Now for the *lovely* photos…

Image

Image

Image

Image

Not ideal.

With the shower being the exception, the bathroom ended up being a “gut”. ย The wallpaper over the years ruined the walls and could not be stripped without taking chunks of 1960’s drywall with it. We paid our contractor to re-drywall and paint the whole bathroom. We were not pleased, but felt it was better to have something done once and done right! We had mold/water resistant drywall put in to be safer. I was going to put a cool khaki color on the walls, but decided to use the very warm and brighter shade we used in the master.

We chose a white vanity by Allen & Roth with a matching medicine cabinet that is tall with a large mirror (not to mention a ton of storage). We picked out a brushed nickel light fixture with an interesting swirled design. We found a granite color that we love for the vanity top to complete the look. After choosing brushed nickel finishings for the faucet and toilet paper holder/towel rack, I found some great knobs for $2.95 each at Anthropologie. All else came from Lowe’s.

We just had the floor done with the porcelain tile that resembles wood, and our contractor made us a concrete/silestone room transition since a typical one wouldn’t fit (the room steps up from the hardwood in the hall). It looks like we laid driftwood in our bathroom, and the result is awesome! Neutral enough to keep indefinitely, even if we change out the decor colors in the future.

As for accessories, I fell in love with Croscill’s “mosaic leaves” collection, and got it all at Bed, Bath & Beyond with their 20% off coupons.

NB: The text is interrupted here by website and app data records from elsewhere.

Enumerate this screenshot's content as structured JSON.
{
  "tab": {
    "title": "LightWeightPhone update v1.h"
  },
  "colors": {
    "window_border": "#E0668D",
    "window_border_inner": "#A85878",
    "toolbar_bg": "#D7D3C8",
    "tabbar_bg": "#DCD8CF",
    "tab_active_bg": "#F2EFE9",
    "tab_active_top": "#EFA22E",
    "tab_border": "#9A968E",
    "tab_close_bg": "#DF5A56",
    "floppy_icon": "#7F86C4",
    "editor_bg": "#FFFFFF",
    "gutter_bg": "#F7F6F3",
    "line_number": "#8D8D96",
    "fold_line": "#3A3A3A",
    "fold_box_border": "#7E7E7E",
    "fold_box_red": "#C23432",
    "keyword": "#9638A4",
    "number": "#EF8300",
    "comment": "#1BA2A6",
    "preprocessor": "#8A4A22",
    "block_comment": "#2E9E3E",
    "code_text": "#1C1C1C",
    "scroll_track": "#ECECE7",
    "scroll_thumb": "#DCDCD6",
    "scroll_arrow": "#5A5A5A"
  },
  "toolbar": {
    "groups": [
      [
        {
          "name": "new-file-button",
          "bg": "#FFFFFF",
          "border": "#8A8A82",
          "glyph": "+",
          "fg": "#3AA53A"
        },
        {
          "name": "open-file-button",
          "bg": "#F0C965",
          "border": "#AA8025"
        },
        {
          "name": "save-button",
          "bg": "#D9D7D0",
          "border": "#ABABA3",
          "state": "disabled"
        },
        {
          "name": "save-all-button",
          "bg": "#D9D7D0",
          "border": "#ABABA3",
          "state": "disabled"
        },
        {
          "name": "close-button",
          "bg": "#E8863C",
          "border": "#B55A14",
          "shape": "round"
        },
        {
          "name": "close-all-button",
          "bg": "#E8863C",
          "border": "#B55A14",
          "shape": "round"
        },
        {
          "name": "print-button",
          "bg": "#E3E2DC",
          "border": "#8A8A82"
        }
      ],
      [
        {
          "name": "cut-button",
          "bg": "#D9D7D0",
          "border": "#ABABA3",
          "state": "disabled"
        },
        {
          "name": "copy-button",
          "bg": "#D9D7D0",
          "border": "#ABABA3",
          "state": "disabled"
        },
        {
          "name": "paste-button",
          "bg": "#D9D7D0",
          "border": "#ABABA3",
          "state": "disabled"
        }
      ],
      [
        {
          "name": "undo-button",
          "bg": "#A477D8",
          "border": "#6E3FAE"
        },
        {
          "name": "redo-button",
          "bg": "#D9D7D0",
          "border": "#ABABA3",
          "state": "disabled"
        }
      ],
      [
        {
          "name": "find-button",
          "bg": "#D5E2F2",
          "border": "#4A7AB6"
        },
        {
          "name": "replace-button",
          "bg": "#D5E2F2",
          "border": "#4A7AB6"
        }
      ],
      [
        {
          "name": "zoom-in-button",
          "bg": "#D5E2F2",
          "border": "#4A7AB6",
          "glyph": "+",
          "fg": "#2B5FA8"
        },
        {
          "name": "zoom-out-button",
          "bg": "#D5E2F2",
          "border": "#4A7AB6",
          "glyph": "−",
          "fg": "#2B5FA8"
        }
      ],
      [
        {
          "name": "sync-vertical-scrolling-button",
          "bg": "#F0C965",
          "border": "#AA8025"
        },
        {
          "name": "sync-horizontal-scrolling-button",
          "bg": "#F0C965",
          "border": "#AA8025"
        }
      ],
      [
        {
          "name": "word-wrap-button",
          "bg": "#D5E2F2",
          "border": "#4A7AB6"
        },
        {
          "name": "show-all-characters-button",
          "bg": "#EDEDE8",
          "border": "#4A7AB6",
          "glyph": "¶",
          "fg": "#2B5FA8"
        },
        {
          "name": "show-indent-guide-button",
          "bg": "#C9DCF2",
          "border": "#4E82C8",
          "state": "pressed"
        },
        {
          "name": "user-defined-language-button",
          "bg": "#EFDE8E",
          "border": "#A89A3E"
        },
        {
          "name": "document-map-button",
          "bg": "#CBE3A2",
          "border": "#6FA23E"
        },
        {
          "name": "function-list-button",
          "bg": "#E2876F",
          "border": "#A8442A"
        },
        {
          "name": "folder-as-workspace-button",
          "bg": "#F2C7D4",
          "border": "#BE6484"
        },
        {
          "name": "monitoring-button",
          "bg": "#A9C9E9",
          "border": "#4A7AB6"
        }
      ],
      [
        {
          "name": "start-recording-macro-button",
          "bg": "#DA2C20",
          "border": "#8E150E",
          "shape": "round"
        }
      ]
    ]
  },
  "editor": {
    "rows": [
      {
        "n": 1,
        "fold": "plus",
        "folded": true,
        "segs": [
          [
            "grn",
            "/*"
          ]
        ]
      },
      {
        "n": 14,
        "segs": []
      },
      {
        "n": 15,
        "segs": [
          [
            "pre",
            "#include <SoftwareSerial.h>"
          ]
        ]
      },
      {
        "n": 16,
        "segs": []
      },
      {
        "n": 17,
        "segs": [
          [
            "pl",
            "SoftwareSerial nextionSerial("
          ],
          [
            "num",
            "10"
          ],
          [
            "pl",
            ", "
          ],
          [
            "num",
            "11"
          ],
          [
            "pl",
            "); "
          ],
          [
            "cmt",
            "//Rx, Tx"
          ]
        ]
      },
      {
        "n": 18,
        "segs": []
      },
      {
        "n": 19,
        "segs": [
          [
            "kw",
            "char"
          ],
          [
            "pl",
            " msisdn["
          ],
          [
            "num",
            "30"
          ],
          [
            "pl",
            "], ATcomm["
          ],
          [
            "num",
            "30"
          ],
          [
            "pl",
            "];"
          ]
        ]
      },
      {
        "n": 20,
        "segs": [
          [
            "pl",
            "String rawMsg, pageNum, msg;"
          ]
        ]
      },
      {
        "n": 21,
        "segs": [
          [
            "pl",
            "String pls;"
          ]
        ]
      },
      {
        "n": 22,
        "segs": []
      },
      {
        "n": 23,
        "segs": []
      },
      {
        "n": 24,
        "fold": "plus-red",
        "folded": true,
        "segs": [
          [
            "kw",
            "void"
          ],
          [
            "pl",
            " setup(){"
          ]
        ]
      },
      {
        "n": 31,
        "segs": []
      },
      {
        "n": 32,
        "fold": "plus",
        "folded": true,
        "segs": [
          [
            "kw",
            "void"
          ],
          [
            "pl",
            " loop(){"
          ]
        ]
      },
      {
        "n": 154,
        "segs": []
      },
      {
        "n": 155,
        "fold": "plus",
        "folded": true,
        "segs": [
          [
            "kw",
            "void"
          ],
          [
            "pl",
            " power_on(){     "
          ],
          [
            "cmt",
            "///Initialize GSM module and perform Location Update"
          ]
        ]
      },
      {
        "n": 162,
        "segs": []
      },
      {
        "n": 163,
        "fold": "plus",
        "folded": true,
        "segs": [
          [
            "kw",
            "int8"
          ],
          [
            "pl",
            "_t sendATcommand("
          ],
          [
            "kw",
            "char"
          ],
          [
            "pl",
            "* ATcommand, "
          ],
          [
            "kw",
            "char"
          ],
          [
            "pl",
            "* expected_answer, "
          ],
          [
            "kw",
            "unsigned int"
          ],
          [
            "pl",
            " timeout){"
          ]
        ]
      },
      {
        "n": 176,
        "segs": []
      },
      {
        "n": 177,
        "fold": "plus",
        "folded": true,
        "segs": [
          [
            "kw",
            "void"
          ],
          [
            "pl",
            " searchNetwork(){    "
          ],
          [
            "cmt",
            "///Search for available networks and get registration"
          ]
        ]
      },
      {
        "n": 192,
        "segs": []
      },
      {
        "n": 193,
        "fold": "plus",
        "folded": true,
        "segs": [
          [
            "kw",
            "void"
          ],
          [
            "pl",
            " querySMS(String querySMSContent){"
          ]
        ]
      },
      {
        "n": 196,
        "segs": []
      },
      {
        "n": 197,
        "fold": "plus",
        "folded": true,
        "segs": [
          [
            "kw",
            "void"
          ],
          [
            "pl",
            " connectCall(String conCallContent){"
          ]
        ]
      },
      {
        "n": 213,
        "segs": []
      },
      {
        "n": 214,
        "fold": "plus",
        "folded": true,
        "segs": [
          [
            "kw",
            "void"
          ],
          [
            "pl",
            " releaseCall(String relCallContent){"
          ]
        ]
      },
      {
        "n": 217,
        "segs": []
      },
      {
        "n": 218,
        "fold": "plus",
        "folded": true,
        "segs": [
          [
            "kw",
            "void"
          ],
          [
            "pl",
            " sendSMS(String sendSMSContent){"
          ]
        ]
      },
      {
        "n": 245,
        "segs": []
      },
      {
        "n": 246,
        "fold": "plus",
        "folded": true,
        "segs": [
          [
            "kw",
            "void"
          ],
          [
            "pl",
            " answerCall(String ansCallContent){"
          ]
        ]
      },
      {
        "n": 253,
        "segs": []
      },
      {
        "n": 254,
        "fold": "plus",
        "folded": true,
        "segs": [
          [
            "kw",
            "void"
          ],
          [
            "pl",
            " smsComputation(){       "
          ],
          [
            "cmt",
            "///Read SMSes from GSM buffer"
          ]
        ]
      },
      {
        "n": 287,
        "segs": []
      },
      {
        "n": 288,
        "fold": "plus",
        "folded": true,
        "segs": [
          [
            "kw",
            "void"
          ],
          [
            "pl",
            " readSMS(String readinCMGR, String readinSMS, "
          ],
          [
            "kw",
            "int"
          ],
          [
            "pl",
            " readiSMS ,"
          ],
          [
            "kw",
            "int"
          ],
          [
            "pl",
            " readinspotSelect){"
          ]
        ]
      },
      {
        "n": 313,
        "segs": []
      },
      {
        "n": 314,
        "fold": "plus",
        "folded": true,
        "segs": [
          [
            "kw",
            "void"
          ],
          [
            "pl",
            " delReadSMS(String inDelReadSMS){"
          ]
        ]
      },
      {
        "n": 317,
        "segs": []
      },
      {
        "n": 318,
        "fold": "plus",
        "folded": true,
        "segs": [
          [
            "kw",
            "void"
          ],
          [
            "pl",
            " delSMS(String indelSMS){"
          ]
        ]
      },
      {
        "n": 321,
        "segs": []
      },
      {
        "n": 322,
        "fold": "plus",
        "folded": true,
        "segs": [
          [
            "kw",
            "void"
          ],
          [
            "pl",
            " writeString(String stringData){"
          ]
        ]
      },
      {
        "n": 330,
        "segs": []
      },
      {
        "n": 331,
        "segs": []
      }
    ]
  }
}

The result after the remodel is a bathroom that is warm, bright, fun, and really cheerful. It may be small, but it’s gorgeous and we enjoy it!

Here are the after photos:

Image

Image

Image

Image

ImageImage

So. Much. Better.

This was not a “cheap” project, really. But the end result still cost a lot less than many people I know have spent on their bathrooms. The breakdown is:

New drywall, framing out the door and the windows, new baseboards, new paint: $1500

New vanity, granite top, medicine cabinet, and light fixture: $644 (yep, that’s the exact amount).

New brushed nickel fixtures and finishes: $120

New knobs from Anthropologie: $15

New 6 panel door to replace the ugly and creepy slat door: $25

Bathroom accessories (including outlet covers, decal, painting, and wall art): $150.

Grand total: $2,300 rounded up.